[Records from a collection]
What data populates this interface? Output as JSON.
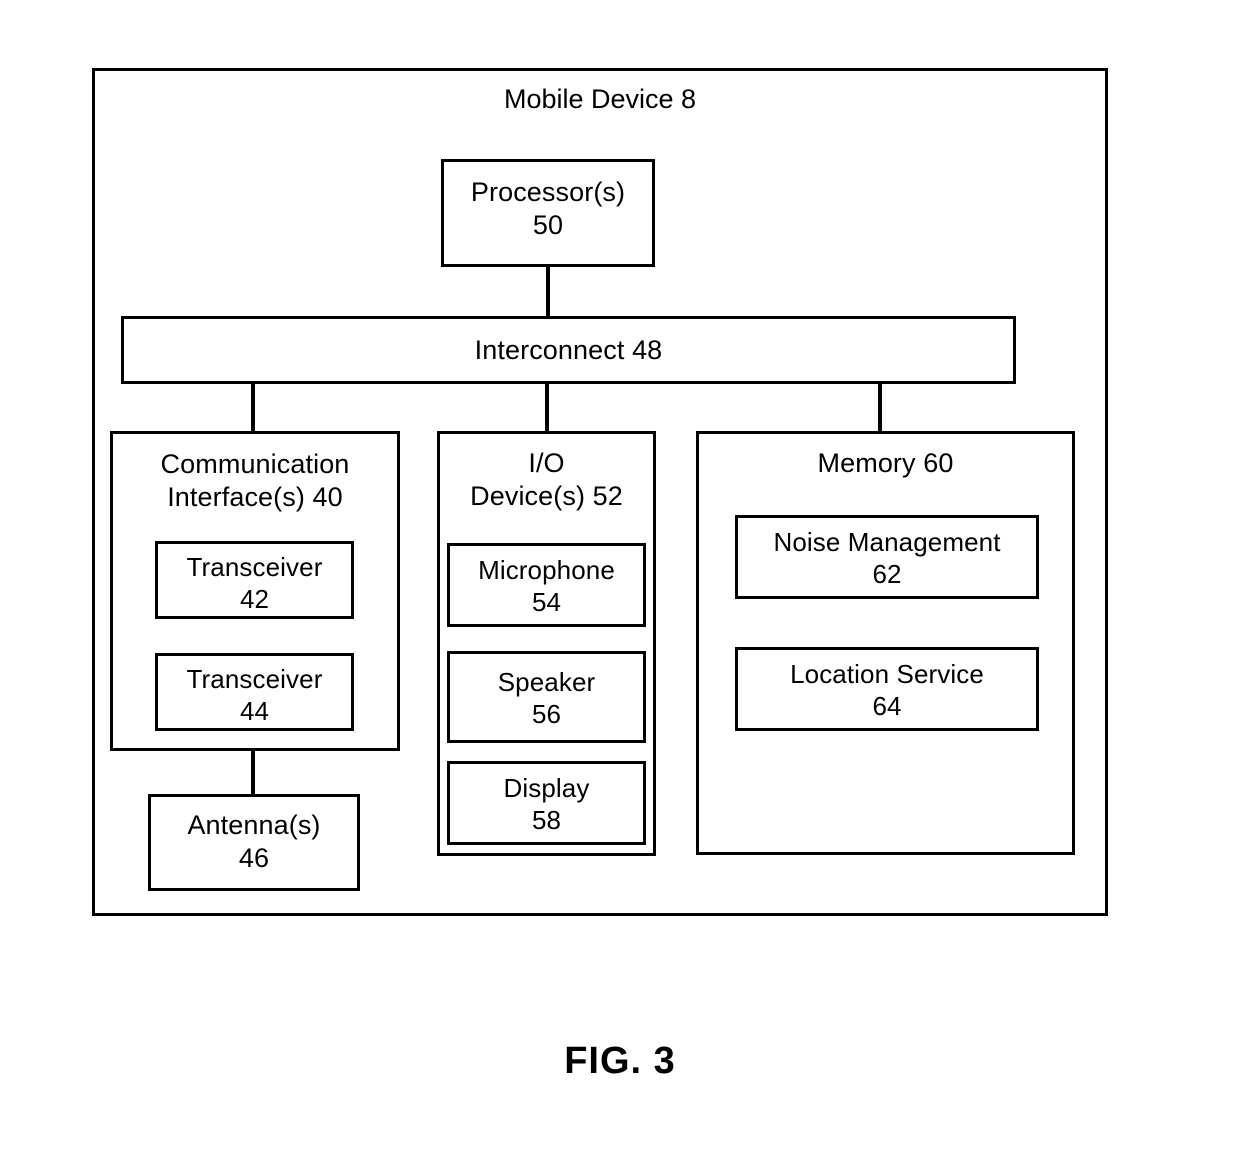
{
  "figure": {
    "caption": "FIG. 3",
    "title": "Mobile Device 8",
    "type": "block-diagram"
  },
  "diagram": {
    "outer_container": {
      "name": "Mobile Device",
      "label": "Mobile Device 8",
      "reference_numeral": "8"
    },
    "processor": {
      "label": "Processor(s)\n50",
      "name": "Processor(s)",
      "reference_numeral": "50"
    },
    "interconnect": {
      "label": "Interconnect 48",
      "name": "Interconnect",
      "reference_numeral": "48"
    },
    "communication_interface": {
      "label": "Communication\nInterface(s) 40",
      "name": "Communication Interface(s)",
      "reference_numeral": "40",
      "children": [
        {
          "label": "Transceiver\n42",
          "name": "Transceiver",
          "reference_numeral": "42"
        },
        {
          "label": "Transceiver\n44",
          "name": "Transceiver",
          "reference_numeral": "44"
        }
      ]
    },
    "antenna": {
      "label": "Antenna(s)\n46",
      "name": "Antenna(s)",
      "reference_numeral": "46"
    },
    "io_devices": {
      "label": "I/O\nDevice(s) 52",
      "name": "I/O Device(s)",
      "reference_numeral": "52",
      "children": [
        {
          "label": "Microphone\n54",
          "name": "Microphone",
          "reference_numeral": "54"
        },
        {
          "label": "Speaker\n56",
          "name": "Speaker",
          "reference_numeral": "56"
        },
        {
          "label": "Display\n58",
          "name": "Display",
          "reference_numeral": "58"
        }
      ]
    },
    "memory": {
      "label": "Memory 60",
      "name": "Memory",
      "reference_numeral": "60",
      "children": [
        {
          "label": "Noise Management\n62",
          "name": "Noise Management",
          "reference_numeral": "62"
        },
        {
          "label": "Location Service\n64",
          "name": "Location Service",
          "reference_numeral": "64"
        }
      ]
    },
    "connections": [
      {
        "from": "Processor(s) 50",
        "to": "Interconnect 48"
      },
      {
        "from": "Interconnect 48",
        "to": "Communication Interface(s) 40"
      },
      {
        "from": "Interconnect 48",
        "to": "I/O Device(s) 52"
      },
      {
        "from": "Interconnect 48",
        "to": "Memory 60"
      },
      {
        "from": "Communication Interface(s) 40",
        "to": "Antenna(s) 46"
      }
    ]
  },
  "colors": {
    "stroke": "#000000",
    "background": "#ffffff",
    "text": "#000000"
  }
}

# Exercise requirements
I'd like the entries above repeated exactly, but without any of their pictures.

# Written answer
What data populates this interface? Output as JSON.
{
  "figure": {
    "caption": "FIG. 3",
    "title": "Mobile Device 8",
    "type": "block-diagram"
  },
  "diagram": {
    "outer_container": {
      "name": "Mobile Device",
      "label": "Mobile Device 8",
      "reference_numeral": "8"
    },
    "processor": {
      "label": "Processor(s)\n50",
      "name": "Processor(s)",
      "reference_numeral": "50"
    },
    "interconnect": {
      "label": "Interconnect 48",
      "name": "Interconnect",
      "reference_numeral": "48"
    },
    "communication_interface": {
      "label": "Communication\nInterface(s) 40",
      "name": "Communication Interface(s)",
      "reference_numeral": "40",
      "children": [
        {
          "label": "Transceiver\n42",
          "name": "Transceiver",
          "reference_numeral": "42"
        },
        {
          "label": "Transceiver\n44",
          "name": "Transceiver",
          "reference_numeral": "44"
        }
      ]
    },
    "antenna": {
      "label": "Antenna(s)\n46",
      "name": "Antenna(s)",
      "reference_numeral": "46"
    },
    "io_devices": {
      "label": "I/O\nDevice(s) 52",
      "name": "I/O Device(s)",
      "reference_numeral": "52",
      "children": [
        {
          "label": "Microphone\n54",
          "name": "Microphone",
          "reference_numeral": "54"
        },
        {
          "label": "Speaker\n56",
          "name": "Speaker",
          "reference_numeral": "56"
        },
        {
          "label": "Display\n58",
          "name": "Display",
          "reference_numeral": "58"
        }
      ]
    },
    "memory": {
      "label": "Memory 60",
      "name": "Memory",
      "reference_numeral": "60",
      "children": [
        {
          "label": "Noise Management\n62",
          "name": "Noise Management",
          "reference_numeral": "62"
        },
        {
          "label": "Location Service\n64",
          "name": "Location Service",
          "reference_numeral": "64"
        }
      ]
    },
    "connections": [
      {
        "from": "Processor(s) 50",
        "to": "Interconnect 48"
      },
      {
        "from": "Interconnect 48",
        "to": "Communication Interface(s) 40"
      },
      {
        "from": "Interconnect 48",
        "to": "I/O Device(s) 52"
      },
      {
        "from": "Interconnect 48",
        "to": "Memory 60"
      },
      {
        "from": "Communication Interface(s) 40",
        "to": "Antenna(s) 46"
      }
    ]
  },
  "colors": {
    "stroke": "#000000",
    "background": "#ffffff",
    "text": "#000000"
  }
}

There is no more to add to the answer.